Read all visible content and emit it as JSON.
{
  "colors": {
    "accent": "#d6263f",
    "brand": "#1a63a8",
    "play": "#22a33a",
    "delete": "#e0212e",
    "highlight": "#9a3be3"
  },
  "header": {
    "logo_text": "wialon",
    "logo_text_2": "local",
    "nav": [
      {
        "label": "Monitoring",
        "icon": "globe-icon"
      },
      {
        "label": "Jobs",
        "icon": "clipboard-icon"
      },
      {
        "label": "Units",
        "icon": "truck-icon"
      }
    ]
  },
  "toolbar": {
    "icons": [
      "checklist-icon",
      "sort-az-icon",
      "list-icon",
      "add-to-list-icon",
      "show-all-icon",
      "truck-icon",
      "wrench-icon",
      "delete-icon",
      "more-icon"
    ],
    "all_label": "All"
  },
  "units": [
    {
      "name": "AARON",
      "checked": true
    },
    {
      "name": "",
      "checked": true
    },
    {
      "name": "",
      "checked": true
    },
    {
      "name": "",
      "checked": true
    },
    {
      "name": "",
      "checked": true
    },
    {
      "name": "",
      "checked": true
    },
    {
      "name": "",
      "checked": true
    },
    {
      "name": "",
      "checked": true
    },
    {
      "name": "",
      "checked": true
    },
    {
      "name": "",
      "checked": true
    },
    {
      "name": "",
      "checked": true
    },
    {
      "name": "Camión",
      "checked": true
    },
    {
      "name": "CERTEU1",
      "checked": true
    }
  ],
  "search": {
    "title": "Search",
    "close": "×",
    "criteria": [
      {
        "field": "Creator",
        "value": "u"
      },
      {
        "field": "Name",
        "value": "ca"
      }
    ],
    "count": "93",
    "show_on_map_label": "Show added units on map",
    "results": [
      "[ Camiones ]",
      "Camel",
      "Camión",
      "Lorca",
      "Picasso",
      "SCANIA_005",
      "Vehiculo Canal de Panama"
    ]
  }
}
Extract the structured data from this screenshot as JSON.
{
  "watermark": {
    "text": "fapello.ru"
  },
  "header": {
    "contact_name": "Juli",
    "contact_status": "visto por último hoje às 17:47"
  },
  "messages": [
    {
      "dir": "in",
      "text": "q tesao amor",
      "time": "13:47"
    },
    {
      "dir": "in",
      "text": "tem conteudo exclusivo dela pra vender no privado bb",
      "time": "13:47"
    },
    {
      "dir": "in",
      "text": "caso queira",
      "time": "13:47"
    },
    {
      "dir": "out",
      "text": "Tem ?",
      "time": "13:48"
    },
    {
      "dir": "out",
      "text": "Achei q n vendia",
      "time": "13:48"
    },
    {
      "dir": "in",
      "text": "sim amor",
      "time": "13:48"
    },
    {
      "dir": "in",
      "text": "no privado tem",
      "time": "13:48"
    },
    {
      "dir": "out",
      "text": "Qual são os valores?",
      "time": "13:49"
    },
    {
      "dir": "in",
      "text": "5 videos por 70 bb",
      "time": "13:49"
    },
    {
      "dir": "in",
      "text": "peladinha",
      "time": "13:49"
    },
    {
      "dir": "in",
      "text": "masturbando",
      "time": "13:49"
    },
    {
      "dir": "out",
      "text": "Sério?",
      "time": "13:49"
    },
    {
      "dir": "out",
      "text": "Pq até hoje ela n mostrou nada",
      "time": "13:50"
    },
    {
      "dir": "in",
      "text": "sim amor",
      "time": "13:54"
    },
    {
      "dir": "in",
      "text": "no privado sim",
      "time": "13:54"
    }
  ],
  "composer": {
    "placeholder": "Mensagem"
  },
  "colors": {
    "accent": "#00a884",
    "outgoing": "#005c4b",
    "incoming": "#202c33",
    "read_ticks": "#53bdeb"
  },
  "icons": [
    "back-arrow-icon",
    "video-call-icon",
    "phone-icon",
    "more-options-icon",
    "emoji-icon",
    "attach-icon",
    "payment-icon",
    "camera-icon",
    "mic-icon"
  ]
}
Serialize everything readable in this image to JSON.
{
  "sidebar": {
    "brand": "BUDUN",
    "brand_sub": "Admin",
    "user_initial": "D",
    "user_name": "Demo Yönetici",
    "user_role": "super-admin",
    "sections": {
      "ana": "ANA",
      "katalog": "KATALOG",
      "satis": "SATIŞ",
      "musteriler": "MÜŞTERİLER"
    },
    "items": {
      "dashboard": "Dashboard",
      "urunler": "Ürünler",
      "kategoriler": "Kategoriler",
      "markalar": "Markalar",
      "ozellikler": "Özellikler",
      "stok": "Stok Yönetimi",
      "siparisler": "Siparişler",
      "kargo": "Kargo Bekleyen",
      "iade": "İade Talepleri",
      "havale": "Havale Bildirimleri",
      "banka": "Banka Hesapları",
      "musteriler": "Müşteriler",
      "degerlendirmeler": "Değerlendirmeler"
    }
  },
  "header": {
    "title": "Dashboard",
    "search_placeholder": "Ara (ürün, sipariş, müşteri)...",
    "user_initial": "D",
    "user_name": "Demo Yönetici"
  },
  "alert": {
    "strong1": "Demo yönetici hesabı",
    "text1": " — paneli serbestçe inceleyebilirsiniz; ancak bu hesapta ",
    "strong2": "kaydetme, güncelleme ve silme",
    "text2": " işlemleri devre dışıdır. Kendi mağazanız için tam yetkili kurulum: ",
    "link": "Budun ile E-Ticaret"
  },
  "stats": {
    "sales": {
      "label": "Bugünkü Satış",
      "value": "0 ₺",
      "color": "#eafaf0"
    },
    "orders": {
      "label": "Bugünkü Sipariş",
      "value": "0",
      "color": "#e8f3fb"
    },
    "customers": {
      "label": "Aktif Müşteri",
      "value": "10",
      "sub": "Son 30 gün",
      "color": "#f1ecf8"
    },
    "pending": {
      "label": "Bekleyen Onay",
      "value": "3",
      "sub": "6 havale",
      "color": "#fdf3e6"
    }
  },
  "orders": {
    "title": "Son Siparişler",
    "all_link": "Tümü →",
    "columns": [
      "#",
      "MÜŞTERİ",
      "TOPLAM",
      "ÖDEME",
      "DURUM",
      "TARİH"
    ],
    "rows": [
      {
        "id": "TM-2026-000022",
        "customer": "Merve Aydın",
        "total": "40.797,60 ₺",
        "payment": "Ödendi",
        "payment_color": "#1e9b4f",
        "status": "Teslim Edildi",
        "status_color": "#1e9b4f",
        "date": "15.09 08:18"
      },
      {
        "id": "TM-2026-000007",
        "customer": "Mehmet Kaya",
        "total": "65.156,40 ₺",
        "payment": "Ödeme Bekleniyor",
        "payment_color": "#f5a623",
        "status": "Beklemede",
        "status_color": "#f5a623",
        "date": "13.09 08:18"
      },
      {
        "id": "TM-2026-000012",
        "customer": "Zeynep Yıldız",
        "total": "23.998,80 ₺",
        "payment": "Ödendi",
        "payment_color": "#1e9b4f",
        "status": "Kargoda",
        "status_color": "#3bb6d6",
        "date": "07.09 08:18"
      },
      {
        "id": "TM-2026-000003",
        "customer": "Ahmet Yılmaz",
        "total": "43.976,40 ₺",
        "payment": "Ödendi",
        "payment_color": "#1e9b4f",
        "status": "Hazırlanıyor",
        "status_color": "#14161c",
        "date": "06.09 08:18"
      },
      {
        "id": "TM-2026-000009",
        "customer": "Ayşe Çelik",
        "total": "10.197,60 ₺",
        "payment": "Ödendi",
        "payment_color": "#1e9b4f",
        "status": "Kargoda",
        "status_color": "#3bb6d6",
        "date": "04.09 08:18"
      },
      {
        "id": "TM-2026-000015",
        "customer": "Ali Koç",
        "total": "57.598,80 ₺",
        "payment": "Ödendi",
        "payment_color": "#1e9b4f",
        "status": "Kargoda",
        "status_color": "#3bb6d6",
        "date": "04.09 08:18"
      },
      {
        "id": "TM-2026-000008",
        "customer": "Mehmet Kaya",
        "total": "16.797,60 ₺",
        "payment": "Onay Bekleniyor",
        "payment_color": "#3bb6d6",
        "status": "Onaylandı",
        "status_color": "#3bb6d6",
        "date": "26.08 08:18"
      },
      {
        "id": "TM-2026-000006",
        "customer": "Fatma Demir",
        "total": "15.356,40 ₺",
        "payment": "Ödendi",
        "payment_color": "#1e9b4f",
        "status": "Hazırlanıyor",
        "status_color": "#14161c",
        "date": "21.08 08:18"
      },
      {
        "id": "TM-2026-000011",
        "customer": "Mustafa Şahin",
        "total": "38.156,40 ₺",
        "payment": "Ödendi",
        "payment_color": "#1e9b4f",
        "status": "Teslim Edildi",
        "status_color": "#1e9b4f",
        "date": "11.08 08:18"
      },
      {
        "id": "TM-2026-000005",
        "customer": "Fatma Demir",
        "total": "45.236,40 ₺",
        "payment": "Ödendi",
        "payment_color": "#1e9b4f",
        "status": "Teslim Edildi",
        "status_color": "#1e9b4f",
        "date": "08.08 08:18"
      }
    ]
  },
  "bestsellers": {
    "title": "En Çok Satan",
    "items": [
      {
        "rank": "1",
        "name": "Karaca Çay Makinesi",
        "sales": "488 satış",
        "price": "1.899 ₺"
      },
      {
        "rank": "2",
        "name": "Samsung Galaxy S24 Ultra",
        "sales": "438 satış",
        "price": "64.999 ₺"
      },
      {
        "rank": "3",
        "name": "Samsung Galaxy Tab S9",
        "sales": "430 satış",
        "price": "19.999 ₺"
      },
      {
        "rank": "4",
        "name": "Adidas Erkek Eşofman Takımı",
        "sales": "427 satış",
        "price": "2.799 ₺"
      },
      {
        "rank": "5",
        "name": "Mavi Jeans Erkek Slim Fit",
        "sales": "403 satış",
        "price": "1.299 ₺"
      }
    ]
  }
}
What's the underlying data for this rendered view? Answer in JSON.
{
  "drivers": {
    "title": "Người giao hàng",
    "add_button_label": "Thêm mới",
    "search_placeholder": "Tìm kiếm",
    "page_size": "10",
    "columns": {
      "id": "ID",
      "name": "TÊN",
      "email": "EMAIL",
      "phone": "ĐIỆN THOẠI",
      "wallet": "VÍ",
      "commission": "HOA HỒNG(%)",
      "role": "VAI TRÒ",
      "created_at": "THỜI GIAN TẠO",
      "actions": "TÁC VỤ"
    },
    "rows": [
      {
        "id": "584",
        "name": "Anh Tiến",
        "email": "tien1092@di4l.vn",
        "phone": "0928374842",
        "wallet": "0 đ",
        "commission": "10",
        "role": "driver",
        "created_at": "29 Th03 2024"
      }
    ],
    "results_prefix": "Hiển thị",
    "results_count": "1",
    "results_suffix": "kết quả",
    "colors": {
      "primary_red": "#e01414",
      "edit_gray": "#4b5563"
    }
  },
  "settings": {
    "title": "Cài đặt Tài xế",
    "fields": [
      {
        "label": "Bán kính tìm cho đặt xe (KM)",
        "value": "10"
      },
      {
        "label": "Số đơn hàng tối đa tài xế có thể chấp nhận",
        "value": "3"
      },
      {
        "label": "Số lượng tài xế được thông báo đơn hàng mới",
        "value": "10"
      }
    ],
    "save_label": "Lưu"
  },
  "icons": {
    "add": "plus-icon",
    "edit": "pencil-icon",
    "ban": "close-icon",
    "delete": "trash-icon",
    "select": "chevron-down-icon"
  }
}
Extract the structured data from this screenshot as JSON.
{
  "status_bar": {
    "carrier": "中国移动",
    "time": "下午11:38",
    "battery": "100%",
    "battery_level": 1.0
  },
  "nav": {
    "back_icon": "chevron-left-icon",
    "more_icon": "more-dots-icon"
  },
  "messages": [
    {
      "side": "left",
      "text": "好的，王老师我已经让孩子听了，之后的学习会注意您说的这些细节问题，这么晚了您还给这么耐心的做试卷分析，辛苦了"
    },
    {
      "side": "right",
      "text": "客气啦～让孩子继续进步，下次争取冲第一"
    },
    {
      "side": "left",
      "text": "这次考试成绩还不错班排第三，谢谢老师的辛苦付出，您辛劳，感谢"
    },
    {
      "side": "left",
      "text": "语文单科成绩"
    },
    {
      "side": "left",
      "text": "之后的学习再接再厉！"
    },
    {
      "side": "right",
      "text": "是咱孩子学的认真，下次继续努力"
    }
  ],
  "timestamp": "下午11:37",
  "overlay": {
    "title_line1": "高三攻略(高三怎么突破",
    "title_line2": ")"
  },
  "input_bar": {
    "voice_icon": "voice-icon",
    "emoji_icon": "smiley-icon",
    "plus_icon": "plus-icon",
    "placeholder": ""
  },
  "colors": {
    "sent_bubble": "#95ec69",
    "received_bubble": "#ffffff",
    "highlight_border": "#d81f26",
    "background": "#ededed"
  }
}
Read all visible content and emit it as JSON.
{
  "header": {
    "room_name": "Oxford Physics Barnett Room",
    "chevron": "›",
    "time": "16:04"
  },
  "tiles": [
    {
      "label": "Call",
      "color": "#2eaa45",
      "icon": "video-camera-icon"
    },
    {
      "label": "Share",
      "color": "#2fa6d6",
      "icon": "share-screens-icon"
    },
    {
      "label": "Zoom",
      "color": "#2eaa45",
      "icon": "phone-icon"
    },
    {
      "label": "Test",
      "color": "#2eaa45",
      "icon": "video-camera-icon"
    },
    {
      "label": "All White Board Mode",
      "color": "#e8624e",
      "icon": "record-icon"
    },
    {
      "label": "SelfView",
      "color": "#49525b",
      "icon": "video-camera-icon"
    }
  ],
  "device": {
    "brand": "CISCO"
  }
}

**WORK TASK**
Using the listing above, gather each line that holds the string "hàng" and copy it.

**RESPONSE TO THIS TASK**
    "title": "Người giao hàng",
        "label": "Số đơn hàng tối đa tài xế có thể chấp nhận",
        "label": "Số lượng tài xế được thông báo đơn hàng mới",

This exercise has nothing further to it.